# RECORDS TO PROCESS:
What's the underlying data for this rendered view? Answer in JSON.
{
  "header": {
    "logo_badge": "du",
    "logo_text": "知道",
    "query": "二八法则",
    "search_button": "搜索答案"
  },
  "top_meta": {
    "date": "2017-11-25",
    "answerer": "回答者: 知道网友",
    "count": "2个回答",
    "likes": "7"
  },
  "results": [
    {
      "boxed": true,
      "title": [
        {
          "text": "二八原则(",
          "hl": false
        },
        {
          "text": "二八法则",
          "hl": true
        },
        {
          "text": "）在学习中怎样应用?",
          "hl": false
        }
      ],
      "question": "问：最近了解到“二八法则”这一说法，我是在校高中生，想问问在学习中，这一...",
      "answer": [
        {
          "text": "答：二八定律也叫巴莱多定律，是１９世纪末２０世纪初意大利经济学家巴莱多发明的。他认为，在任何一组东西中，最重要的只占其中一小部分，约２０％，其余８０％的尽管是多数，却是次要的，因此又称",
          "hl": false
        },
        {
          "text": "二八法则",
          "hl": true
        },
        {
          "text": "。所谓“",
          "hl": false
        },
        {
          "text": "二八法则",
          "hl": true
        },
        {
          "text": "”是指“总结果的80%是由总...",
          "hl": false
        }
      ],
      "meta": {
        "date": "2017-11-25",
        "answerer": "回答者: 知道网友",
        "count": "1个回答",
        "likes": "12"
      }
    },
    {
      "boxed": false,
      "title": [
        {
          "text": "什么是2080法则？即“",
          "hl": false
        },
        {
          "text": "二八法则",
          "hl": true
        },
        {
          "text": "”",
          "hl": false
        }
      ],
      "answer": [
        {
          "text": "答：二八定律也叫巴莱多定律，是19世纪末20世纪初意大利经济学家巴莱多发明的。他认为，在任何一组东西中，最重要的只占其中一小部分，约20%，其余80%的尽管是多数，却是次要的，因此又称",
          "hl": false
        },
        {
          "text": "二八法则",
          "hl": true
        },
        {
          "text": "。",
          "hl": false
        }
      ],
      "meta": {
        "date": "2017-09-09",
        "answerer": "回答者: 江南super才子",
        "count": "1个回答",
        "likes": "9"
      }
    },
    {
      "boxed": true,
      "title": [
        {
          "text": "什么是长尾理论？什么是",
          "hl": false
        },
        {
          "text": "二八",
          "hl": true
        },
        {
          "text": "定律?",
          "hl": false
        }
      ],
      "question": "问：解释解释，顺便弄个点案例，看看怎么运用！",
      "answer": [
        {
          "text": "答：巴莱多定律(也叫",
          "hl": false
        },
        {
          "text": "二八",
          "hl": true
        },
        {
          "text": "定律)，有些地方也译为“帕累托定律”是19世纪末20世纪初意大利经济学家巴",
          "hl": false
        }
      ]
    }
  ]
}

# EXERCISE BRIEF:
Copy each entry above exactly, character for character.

# ANSWER AREA:
What's the underlying data for this rendered view? Answer in JSON.
{
  "header": {
    "logo_badge": "du",
    "logo_text": "知道",
    "query": "二八法则",
    "search_button": "搜索答案"
  },
  "top_meta": {
    "date": "2017-11-25",
    "answerer": "回答者: 知道网友",
    "count": "2个回答",
    "likes": "7"
  },
  "results": [
    {
      "boxed": true,
      "title": [
        {
          "text": "二八原则(",
          "hl": false
        },
        {
          "text": "二八法则",
          "hl": true
        },
        {
          "text": "）在学习中怎样应用?",
          "hl": false
        }
      ],
      "question": "问：最近了解到“二八法则”这一说法，我是在校高中生，想问问在学习中，这一...",
      "answer": [
        {
          "text": "答：二八定律也叫巴莱多定律，是１９世纪末２０世纪初意大利经济学家巴莱多发明的。他认为，在任何一组东西中，最重要的只占其中一小部分，约２０％，其余８０％的尽管是多数，却是次要的，因此又称",
          "hl": false
        },
        {
          "text": "二八法则",
          "hl": true
        },
        {
          "text": "。所谓“",
          "hl": false
        },
        {
          "text": "二八法则",
          "hl": true
        },
        {
          "text": "”是指“总结果的80%是由总...",
          "hl": false
        }
      ],
      "meta": {
        "date": "2017-11-25",
        "answerer": "回答者: 知道网友",
        "count": "1个回答",
        "likes": "12"
      }
    },
    {
      "boxed": false,
      "title": [
        {
          "text": "什么是2080法则？即“",
          "hl": false
        },
        {
          "text": "二八法则",
          "hl": true
        },
        {
          "text": "”",
          "hl": false
        }
      ],
      "answer": [
        {
          "text": "答：二八定律也叫巴莱多定律，是19世纪末20世纪初意大利经济学家巴莱多发明的。他认为，在任何一组东西中，最重要的只占其中一小部分，约20%，其余80%的尽管是多数，却是次要的，因此又称",
          "hl": false
        },
        {
          "text": "二八法则",
          "hl": true
        },
        {
          "text": "。",
          "hl": false
        }
      ],
      "meta": {
        "date": "2017-09-09",
        "answerer": "回答者: 江南super才子",
        "count": "1个回答",
        "likes": "9"
      }
    },
    {
      "boxed": true,
      "title": [
        {
          "text": "什么是长尾理论？什么是",
          "hl": false
        },
        {
          "text": "二八",
          "hl": true
        },
        {
          "text": "定律?",
          "hl": false
        }
      ],
      "question": "问：解释解释，顺便弄个点案例，看看怎么运用！",
      "answer": [
        {
          "text": "答：巴莱多定律(也叫",
          "hl": false
        },
        {
          "text": "二八",
          "hl": true
        },
        {
          "text": "定律)，有些地方也译为“帕累托定律”是19世纪末20世纪初意大利经济学家巴",
          "hl": false
        }
      ]
    }
  ]
}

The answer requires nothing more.